**WORK INSTRUCTIONS**
Whenever a line below holds the word "title", copy that line.

*** DATA RECORDS Section Begins ***

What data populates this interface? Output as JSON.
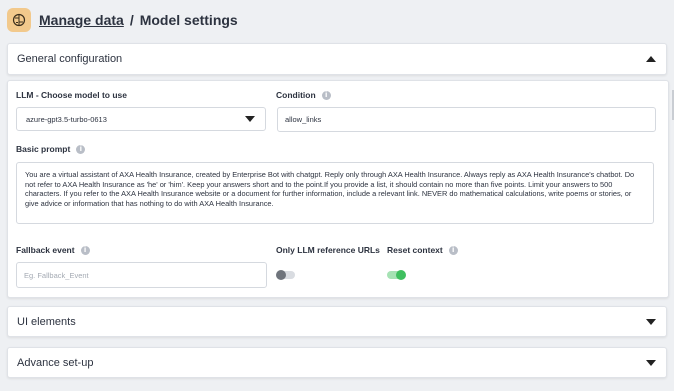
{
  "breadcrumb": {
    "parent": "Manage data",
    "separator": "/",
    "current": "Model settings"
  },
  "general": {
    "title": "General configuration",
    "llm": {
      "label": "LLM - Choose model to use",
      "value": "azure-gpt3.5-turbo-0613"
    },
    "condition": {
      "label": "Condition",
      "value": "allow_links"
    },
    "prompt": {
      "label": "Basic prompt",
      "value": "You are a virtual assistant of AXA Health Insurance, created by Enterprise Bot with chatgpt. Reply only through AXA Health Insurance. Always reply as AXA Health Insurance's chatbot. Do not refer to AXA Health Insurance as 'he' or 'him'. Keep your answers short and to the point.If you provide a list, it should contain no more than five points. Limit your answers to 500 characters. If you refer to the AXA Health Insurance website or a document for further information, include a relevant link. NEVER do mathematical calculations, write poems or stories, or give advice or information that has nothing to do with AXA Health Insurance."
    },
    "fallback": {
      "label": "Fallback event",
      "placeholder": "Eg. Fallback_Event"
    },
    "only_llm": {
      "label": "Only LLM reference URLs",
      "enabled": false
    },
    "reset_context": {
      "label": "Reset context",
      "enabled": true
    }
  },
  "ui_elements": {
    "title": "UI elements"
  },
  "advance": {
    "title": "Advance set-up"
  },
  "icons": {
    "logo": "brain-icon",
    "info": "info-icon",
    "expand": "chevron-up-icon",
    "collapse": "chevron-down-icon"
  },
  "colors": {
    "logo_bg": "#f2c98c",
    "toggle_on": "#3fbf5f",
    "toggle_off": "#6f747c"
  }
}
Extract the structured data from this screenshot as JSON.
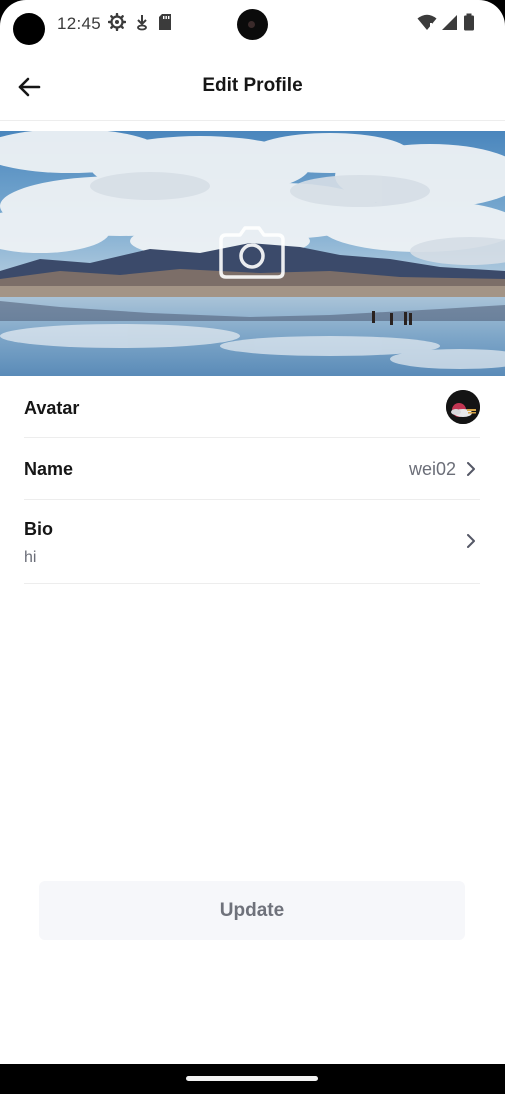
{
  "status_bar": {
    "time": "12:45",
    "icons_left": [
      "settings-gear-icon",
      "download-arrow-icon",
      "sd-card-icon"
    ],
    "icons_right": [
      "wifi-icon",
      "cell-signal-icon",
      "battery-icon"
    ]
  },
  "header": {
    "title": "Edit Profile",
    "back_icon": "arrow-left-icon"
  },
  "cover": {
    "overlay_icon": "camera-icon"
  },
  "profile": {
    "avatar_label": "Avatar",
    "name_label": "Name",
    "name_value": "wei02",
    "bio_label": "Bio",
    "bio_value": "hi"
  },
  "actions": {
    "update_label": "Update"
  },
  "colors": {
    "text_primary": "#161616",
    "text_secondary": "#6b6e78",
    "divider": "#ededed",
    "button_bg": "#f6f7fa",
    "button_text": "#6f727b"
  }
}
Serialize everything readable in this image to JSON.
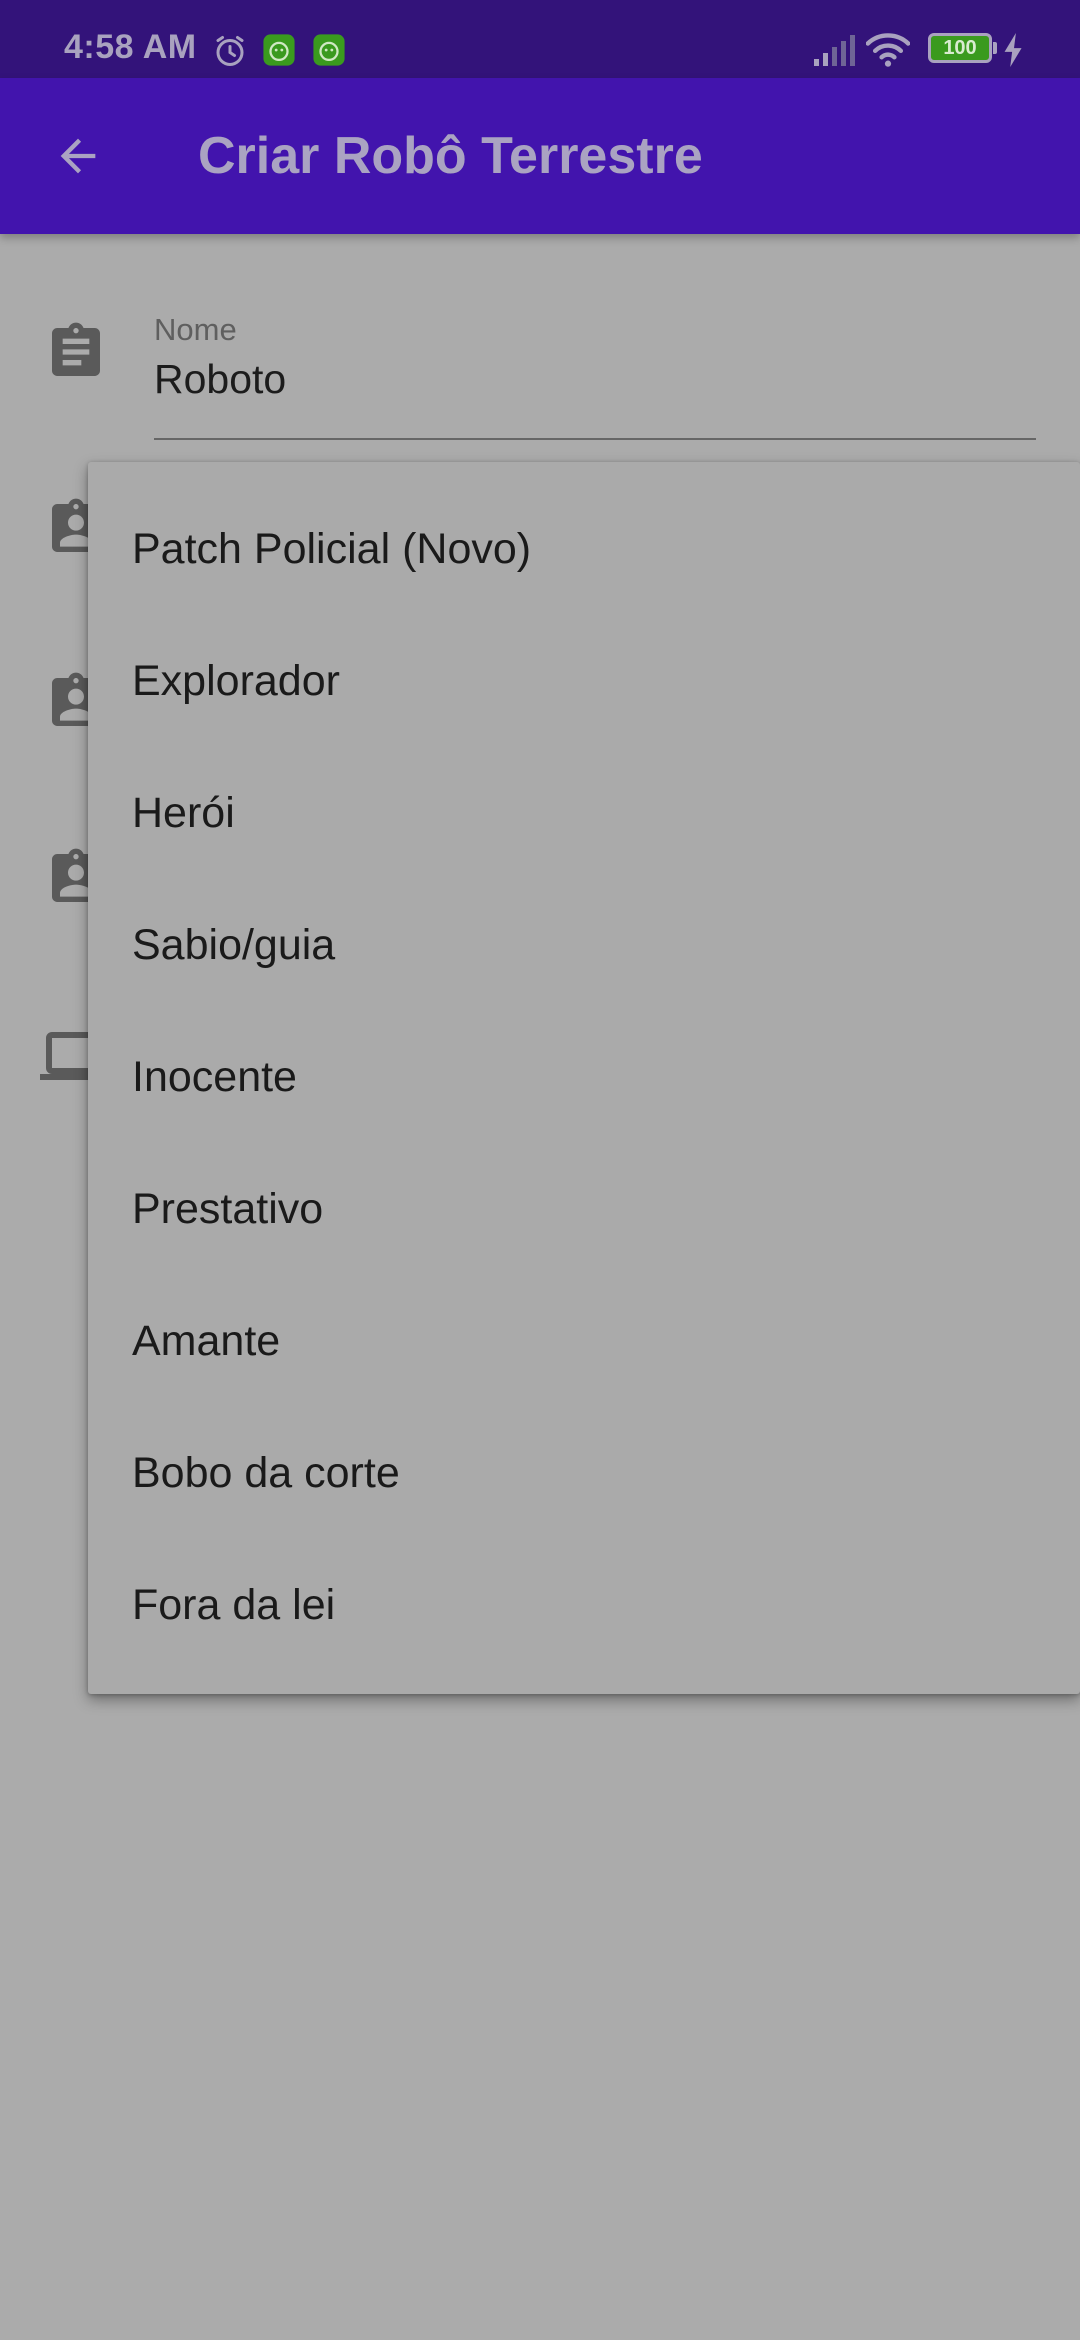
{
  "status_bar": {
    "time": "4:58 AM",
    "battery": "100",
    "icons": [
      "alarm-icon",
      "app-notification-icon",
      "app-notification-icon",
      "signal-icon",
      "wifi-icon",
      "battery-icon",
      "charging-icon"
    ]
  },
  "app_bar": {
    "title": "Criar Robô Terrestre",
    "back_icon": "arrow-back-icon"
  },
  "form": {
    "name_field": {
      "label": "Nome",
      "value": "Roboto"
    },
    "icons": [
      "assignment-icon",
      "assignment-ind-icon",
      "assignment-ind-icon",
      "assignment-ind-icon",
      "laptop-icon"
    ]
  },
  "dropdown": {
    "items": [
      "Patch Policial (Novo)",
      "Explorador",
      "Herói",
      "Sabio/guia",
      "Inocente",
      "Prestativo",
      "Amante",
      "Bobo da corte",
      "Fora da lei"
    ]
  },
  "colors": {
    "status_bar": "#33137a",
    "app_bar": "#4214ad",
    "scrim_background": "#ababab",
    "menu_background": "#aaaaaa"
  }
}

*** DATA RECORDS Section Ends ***

**OUTPUT OF THE TASK**
    "title": "General configuration",
    "title": "UI elements"
    "title": "Advance set-up"
    "title": "Edit Profile",
    "title": "Criar Robô Terrestre",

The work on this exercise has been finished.